The government has taken a small step towards addressing the discrimination faced by service-users with complex healthcare needs who risk being forced into institutions.
Last month, the Equality and Human Rights Commission (EHRC) wrote to 13 clinical commissioning groups (CCGs) as the first step in a potential judicial review of their policies on long-term NHS funding for care outside hospital, known as NHS continuing healthcare (NHS CHC).
But the Department of Health and Social Care (DHSC) now appears to have quietly altered key guidance on NHS CHC, making it harder for CCGs to continue to discriminate against disabled people receiving such funding.
Concerns about the policies of more than 40 CCGs were first raised in January 2017 by Fleur Perry, herself a recipient of NHS continuing healthcare.
Her research showed that many CCGs had drawn up policies suggesting they would move disabled people eligible for NHS CHC out of their homes and into institutions against their wishes, even if the cost of a homecare package was only slightly more expensive than residential care.
These concerns were subsequently taken on by EHRC, which believes that “blanket” policies that have imposed “arbitrary” caps on funding and fail to consider the specific needs of individual patients are “a serious breach” of the Human Rights Act, the CCGs’ public sector equality duty and DHSC’s own NHS CHC framework .

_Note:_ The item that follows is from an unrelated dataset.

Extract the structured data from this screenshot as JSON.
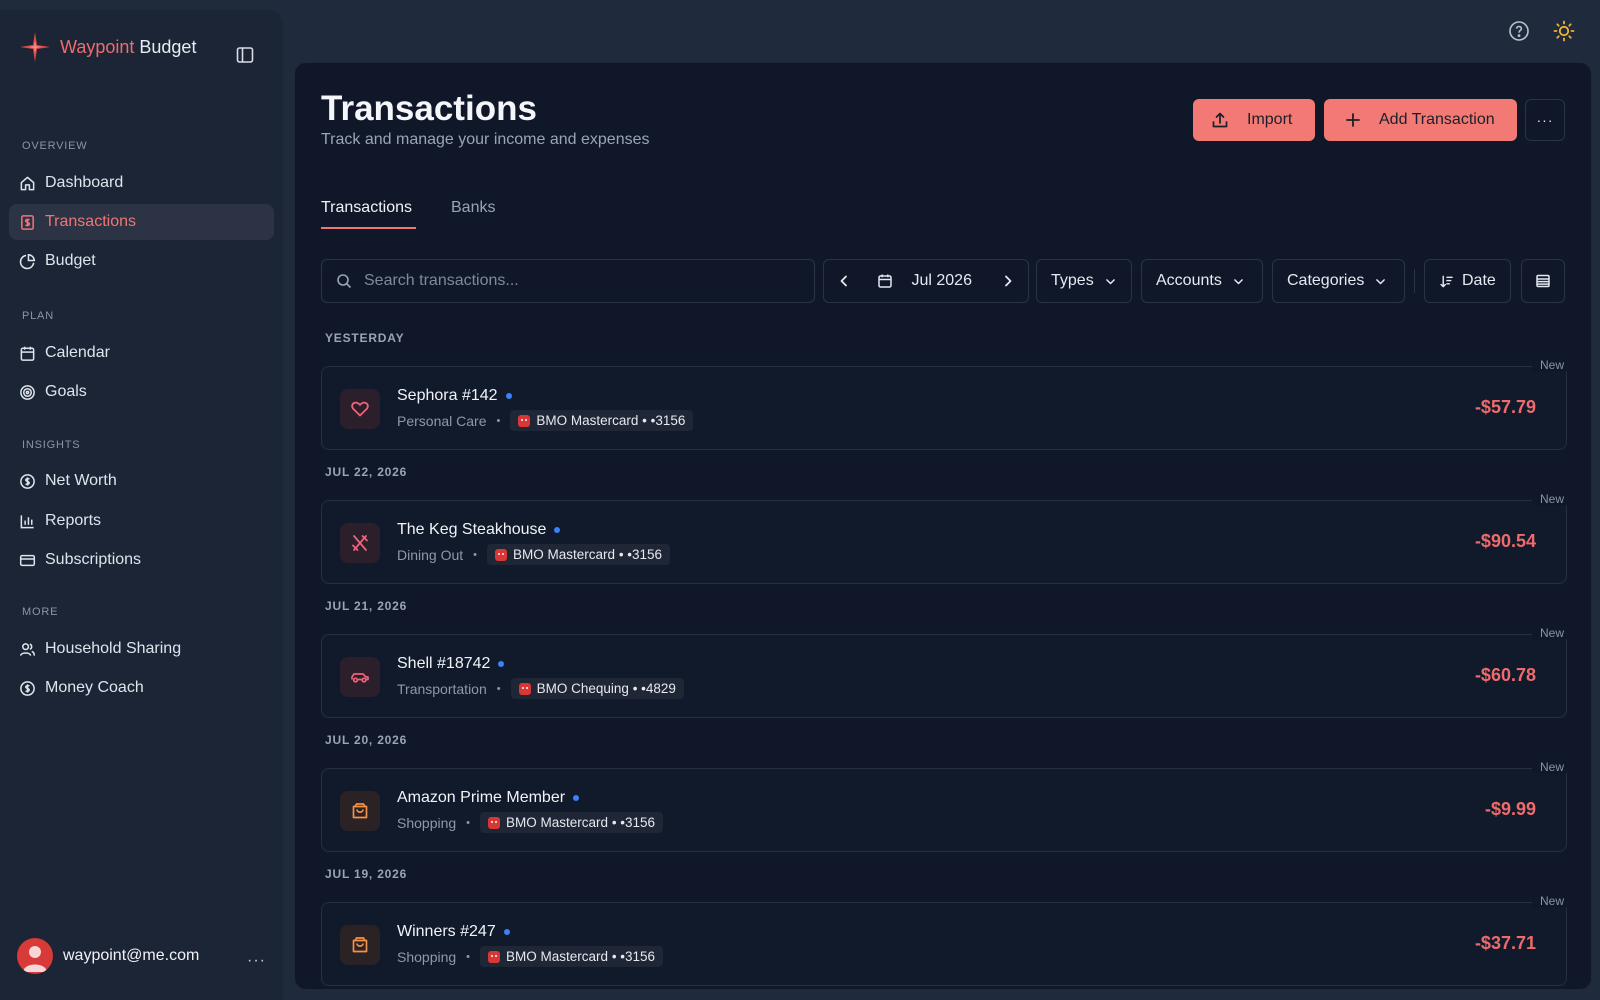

But Perry has now spotted that DHSC has made a minor, but significant, change to its framework document, which is due to come into effect in October and is the first new version for six years.